(Data supplied begins)

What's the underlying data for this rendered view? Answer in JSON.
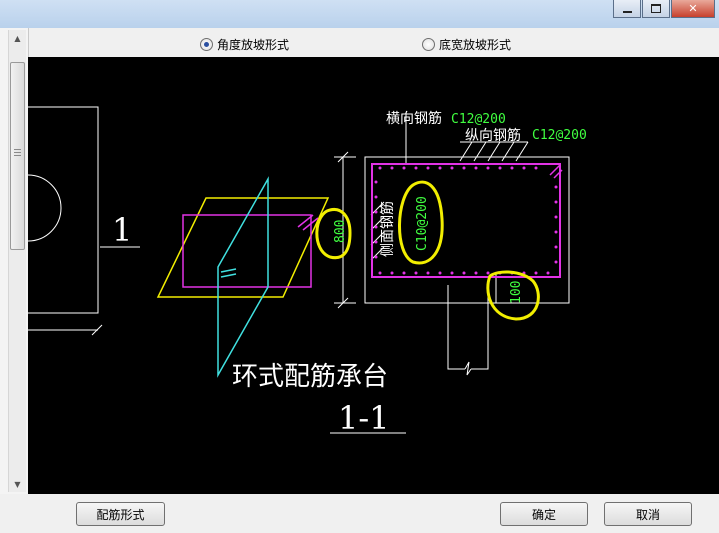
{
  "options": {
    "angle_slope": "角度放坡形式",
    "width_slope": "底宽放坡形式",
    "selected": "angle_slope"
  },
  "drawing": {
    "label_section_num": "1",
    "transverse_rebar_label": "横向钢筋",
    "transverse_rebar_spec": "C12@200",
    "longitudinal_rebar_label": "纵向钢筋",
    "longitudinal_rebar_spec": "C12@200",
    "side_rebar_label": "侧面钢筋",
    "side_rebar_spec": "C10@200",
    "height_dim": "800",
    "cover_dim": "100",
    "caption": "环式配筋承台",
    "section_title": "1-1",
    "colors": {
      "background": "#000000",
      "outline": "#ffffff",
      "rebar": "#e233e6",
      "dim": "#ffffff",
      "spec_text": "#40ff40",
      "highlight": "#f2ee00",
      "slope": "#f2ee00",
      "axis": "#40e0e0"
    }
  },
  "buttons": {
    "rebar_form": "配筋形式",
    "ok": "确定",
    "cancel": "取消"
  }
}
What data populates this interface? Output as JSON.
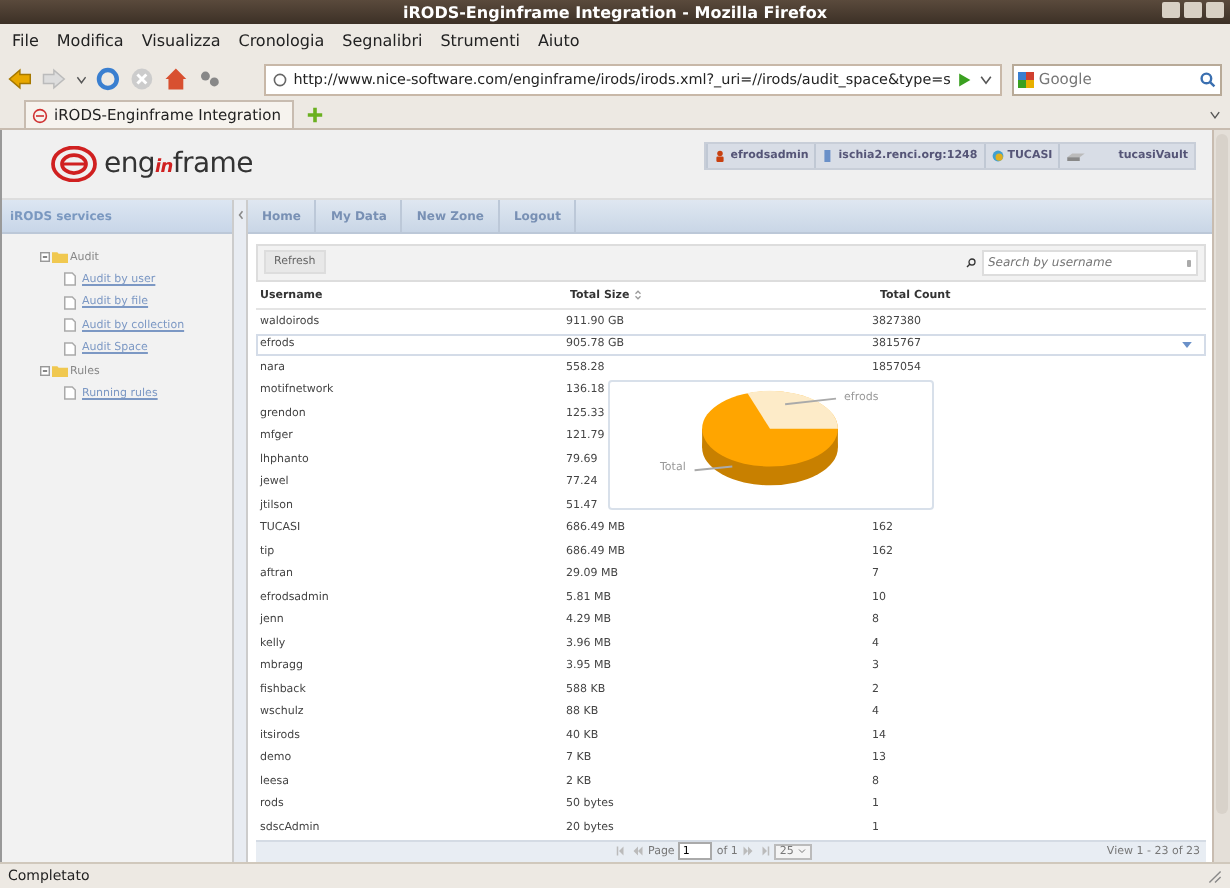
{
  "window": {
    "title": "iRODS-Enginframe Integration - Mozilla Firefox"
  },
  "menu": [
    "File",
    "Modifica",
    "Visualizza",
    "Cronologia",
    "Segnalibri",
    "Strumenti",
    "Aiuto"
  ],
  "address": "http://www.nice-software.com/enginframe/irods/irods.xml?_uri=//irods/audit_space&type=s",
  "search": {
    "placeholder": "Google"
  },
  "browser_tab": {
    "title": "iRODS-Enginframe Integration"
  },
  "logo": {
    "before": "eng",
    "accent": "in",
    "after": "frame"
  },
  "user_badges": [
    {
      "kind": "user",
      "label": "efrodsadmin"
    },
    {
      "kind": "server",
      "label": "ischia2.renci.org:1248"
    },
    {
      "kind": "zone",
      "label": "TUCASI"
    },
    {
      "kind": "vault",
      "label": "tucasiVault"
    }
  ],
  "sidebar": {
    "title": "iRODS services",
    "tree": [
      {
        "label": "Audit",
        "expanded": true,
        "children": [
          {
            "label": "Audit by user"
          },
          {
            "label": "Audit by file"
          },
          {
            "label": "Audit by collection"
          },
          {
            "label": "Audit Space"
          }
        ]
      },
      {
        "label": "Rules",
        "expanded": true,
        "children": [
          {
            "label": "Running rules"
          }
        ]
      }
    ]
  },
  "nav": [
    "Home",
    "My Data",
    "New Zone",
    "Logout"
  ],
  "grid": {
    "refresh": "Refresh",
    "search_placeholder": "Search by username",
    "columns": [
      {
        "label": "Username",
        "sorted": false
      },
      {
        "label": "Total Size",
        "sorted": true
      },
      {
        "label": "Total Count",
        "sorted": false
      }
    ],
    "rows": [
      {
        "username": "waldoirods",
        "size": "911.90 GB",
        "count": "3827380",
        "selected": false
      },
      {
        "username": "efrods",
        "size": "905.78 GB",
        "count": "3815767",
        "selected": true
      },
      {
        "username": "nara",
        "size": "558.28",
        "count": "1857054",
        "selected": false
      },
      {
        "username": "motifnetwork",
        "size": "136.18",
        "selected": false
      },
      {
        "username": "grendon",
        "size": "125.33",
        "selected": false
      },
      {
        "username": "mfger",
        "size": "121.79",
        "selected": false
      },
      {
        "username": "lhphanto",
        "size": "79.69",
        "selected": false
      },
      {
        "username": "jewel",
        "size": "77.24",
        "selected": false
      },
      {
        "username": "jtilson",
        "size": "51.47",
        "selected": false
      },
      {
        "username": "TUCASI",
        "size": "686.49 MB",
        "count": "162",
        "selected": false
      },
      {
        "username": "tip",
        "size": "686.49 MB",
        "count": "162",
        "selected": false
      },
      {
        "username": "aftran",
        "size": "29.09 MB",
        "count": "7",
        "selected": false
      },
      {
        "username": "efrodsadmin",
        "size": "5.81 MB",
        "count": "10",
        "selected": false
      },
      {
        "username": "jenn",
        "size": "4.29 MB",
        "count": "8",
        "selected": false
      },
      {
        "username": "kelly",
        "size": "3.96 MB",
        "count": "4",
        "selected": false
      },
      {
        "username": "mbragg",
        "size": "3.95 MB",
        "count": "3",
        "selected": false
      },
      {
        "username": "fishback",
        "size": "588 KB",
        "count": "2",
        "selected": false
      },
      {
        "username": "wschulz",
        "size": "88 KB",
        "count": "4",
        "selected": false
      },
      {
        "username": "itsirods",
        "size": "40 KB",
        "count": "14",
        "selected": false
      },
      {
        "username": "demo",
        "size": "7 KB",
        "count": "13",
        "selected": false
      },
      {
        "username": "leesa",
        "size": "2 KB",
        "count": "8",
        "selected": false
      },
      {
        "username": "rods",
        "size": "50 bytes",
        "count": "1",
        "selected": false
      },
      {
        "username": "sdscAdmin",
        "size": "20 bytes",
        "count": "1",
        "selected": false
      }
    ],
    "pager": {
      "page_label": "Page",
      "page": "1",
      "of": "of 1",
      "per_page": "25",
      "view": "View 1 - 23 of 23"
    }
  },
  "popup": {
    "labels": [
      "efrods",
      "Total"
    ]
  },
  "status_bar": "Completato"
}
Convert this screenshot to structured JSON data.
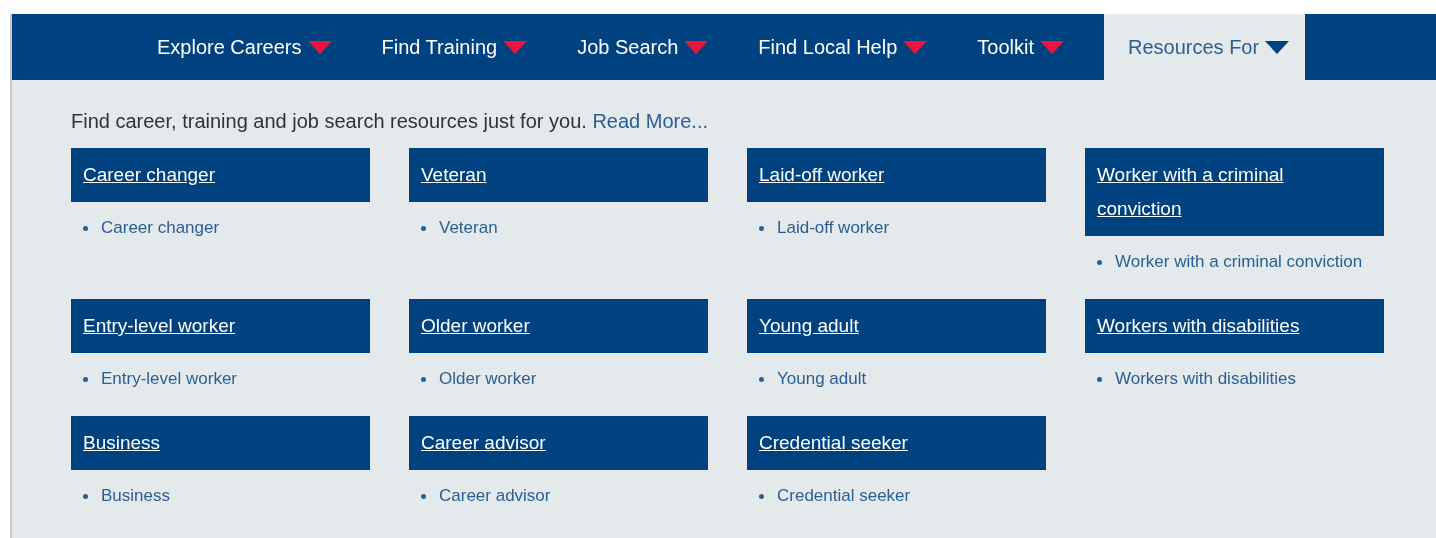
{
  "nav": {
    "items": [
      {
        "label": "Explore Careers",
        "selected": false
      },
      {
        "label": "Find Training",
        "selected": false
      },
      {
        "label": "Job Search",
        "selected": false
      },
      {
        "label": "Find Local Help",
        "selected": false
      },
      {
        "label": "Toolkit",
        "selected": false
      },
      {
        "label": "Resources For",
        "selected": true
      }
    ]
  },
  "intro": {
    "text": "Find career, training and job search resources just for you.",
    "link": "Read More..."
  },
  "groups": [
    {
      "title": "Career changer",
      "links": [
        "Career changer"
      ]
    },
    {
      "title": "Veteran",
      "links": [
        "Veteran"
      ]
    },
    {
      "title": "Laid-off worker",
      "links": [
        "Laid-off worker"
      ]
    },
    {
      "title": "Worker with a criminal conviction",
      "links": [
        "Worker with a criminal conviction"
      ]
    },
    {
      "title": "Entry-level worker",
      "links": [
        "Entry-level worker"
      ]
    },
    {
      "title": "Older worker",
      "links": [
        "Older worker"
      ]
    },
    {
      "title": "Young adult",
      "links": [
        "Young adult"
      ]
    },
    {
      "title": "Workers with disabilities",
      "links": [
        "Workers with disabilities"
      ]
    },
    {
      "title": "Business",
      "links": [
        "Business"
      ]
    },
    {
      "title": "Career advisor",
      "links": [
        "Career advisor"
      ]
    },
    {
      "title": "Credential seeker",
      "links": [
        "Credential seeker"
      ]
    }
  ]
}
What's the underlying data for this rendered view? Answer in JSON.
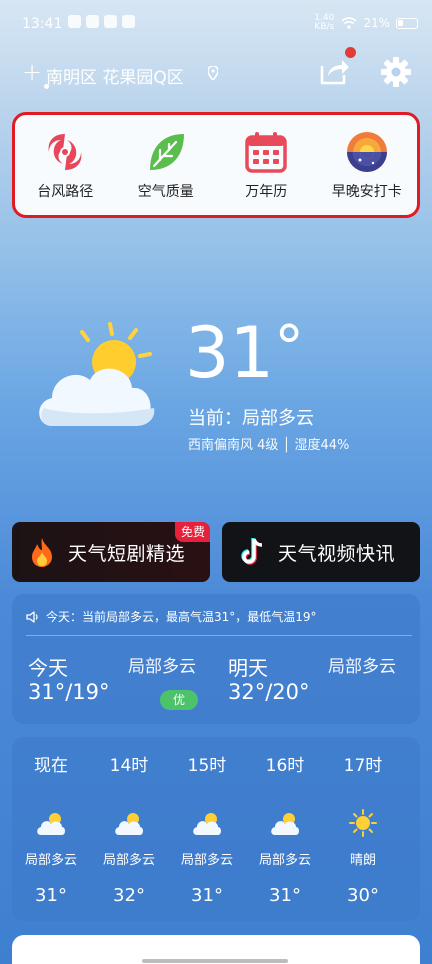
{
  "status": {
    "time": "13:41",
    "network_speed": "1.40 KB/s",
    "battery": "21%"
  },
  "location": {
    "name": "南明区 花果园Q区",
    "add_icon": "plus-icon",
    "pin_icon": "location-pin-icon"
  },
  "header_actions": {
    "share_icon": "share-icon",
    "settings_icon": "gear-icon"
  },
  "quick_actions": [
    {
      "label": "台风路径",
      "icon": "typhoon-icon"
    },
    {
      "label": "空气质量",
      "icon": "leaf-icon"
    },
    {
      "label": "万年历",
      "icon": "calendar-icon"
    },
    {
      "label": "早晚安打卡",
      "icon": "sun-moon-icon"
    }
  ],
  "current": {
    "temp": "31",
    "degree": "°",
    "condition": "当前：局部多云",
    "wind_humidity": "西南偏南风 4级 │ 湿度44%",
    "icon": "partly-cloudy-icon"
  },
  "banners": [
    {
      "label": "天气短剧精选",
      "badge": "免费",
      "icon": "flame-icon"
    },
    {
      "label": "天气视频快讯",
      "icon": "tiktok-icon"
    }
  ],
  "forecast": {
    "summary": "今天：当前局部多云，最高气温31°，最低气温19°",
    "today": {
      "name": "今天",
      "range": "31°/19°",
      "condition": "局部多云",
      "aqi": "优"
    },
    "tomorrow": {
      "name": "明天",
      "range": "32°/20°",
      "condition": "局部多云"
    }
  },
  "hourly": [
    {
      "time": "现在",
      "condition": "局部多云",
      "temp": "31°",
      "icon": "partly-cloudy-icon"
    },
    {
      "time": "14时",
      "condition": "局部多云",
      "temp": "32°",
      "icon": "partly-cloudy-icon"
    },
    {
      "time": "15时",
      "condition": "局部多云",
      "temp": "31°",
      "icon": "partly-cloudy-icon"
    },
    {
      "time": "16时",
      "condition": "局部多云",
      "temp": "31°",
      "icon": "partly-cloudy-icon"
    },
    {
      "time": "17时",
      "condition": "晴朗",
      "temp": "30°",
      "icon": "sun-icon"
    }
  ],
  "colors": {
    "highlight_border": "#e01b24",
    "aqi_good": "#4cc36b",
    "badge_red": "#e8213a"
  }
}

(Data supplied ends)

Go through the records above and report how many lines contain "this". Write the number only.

4